CONCLUSIONS: Interventions using physician reminders, using dedicated personnel to deliver screening, and provision of financial incentives were found to be effective in increasing CVD risk factors screening uptake.
METHODS: The EBMQ was developed based on a qualitative study, literature review and an expert panel. Face and content validity was verified by the expert panel and piloted among 10 participants. Primary care physicians with or without EBM training who could understand English were recruited from December 2015 to January 2016. The EBMQ was administered at baseline and two weeks later. A higher score indicates better knowledge, better practice of EBM and less barriers towards the implementation of EBM. We hypothesized that the EBMQ would have three domains: knowledge, practice and barriers.

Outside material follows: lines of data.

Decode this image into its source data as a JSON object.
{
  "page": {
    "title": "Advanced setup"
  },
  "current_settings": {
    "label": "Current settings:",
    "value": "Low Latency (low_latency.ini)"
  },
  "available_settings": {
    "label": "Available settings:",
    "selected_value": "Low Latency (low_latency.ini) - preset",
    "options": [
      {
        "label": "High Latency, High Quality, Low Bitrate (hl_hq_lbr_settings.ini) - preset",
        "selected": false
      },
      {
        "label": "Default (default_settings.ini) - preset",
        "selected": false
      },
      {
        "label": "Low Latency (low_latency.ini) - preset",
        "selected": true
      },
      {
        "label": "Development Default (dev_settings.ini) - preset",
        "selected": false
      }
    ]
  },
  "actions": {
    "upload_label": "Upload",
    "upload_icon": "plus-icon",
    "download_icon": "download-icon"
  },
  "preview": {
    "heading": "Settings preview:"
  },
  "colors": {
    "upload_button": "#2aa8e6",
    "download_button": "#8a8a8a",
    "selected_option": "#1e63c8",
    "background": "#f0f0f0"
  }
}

RESULTS: The final version of the EBMQ consists of 80 items: 62 items were measured on a nominal scale, 22 items were measured on a 5 point Likert-scale. Flesch reading ease was 61.2. A total of 343 participants were approached; of whom 320 agreed to participate (response rate = 93.2%). Factor analysis revealed that the EBMQ had eight domains after 13 items were removed: "EBM websites", "evidence-based journals", "types of studies", "terms related to EBM", "practice", "access", "patient preferences" and "support". Cronbach alpha for the overall EBMQ was 0.909, whilst the Cronbach alpha for the individual domain ranged from 0.657-0.940. The EBMQ was able to discriminate between doctors with and without EBM training for 24 out of 42 items. At test-retest, kappa values ranged from 0.155 to 0.620.
CONCLUSIONS: The EBMQ was found to be a valid and reliable instrument to assess the knowledge, practice and barriers towards the implementation of EBM among primary care physicians in Malaysia.